● **Source information**
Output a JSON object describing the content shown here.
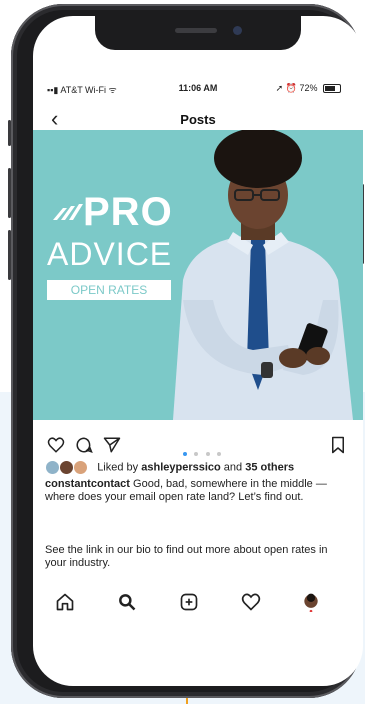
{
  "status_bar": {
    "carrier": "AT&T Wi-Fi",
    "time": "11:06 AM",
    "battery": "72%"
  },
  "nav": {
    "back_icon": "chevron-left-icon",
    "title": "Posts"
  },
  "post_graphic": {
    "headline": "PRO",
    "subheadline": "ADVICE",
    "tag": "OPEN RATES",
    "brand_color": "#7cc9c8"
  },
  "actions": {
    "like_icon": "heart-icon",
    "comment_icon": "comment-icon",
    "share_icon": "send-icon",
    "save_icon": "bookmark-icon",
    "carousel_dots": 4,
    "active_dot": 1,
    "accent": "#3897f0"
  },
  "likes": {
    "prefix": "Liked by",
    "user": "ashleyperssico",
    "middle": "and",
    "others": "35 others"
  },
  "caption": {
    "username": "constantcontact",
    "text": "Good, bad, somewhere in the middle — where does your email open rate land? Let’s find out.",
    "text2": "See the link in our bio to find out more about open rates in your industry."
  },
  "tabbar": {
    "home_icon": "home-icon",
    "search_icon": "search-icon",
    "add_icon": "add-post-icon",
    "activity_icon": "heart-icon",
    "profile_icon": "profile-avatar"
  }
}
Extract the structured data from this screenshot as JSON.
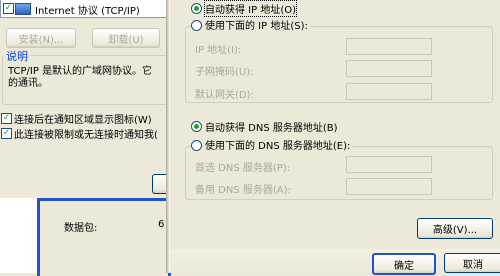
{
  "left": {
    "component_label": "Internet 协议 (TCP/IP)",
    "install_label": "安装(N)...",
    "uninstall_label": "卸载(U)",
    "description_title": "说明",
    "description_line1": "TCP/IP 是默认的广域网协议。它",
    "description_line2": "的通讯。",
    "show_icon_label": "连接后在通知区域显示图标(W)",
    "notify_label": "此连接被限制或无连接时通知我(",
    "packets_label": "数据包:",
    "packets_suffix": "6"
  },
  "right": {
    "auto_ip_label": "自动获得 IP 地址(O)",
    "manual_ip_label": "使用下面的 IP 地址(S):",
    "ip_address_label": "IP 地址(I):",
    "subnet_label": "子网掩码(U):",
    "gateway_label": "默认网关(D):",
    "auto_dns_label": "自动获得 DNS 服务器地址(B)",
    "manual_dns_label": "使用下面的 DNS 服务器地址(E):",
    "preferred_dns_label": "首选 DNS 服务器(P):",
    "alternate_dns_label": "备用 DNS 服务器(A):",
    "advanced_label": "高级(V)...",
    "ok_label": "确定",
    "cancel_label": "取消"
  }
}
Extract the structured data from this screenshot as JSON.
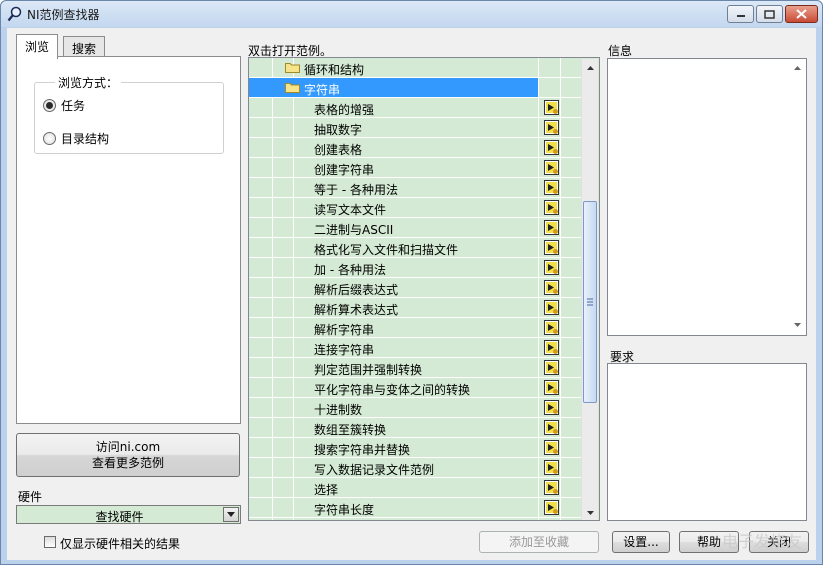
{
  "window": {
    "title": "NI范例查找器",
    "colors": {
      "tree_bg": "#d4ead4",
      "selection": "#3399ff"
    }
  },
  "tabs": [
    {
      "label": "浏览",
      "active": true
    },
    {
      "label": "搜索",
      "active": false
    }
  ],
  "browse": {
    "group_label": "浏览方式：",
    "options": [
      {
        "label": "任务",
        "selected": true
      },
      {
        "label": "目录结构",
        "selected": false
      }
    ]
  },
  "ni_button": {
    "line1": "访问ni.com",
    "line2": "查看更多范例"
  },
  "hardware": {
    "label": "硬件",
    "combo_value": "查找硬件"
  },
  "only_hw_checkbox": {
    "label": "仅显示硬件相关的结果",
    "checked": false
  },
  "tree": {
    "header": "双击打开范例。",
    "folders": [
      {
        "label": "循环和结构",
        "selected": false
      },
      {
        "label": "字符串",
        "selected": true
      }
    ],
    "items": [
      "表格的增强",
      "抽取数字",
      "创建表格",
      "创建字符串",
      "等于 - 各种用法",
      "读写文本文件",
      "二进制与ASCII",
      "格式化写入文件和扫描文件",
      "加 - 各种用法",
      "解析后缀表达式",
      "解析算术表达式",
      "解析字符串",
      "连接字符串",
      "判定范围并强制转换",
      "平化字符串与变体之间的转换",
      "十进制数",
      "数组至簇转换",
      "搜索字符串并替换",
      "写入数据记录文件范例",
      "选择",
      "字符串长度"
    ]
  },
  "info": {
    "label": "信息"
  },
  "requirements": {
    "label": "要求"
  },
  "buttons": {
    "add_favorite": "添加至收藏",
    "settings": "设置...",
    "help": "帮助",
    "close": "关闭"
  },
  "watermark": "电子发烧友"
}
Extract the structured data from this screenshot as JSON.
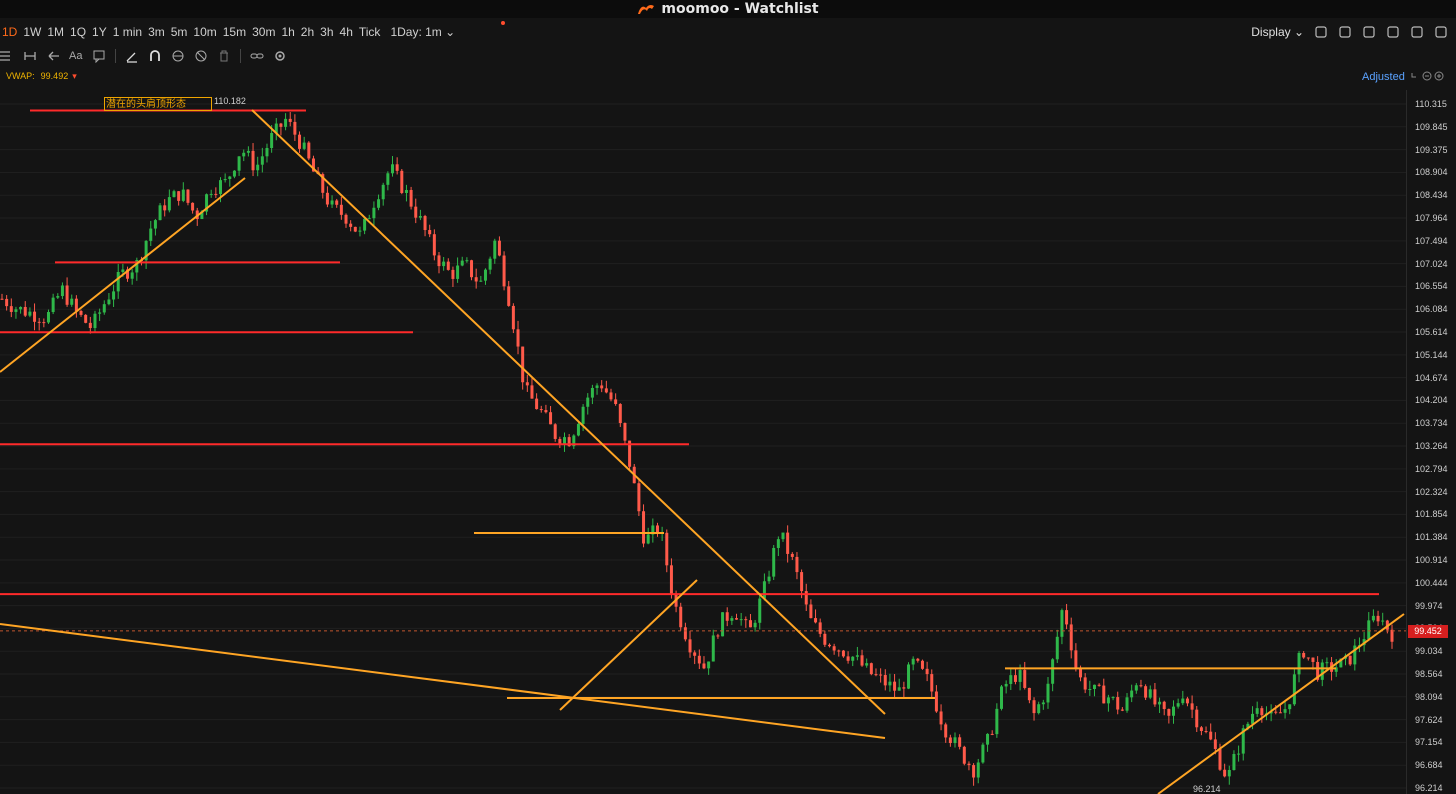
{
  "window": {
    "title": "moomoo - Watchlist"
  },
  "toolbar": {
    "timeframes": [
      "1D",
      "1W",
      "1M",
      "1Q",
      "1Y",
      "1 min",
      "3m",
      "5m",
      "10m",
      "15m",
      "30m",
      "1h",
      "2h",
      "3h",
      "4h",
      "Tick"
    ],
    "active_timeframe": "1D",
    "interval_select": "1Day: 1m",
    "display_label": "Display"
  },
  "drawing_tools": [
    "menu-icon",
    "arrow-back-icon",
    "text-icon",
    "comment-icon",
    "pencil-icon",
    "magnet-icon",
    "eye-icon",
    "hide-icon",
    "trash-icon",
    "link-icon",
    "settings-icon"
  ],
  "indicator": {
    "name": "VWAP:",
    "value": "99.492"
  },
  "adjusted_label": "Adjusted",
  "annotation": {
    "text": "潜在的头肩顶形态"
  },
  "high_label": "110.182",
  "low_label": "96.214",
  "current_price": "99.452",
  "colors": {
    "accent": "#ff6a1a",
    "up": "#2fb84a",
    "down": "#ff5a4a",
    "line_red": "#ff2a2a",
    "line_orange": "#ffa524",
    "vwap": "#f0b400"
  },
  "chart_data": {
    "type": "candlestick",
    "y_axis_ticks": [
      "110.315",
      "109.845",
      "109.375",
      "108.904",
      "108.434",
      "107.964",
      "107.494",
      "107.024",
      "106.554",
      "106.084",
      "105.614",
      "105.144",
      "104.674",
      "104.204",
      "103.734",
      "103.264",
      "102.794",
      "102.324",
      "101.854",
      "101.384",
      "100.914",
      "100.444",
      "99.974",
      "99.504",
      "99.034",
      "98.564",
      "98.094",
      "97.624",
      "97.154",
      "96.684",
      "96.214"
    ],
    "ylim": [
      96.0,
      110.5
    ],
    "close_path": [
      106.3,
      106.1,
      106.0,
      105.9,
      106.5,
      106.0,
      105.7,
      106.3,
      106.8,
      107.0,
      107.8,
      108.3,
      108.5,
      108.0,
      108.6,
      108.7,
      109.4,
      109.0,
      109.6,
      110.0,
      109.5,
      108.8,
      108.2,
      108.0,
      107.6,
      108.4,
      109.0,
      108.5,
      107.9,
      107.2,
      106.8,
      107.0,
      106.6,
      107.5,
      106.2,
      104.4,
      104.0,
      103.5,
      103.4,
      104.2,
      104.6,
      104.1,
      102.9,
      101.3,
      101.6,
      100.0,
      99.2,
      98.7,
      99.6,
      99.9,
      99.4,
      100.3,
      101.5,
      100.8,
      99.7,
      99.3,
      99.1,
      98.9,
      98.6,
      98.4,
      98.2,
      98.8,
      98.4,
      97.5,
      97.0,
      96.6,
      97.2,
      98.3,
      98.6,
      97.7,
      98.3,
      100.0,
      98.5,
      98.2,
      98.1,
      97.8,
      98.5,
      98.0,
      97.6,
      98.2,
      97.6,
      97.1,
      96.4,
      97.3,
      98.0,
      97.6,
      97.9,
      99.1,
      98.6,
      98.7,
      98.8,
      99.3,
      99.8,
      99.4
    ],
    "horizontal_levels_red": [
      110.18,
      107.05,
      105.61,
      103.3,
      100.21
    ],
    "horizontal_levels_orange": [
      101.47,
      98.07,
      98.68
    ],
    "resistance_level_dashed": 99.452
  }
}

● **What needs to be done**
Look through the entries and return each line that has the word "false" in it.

● **Reply to the task**
      "active": false
        "selected": false
    "checked": false
        "selected": false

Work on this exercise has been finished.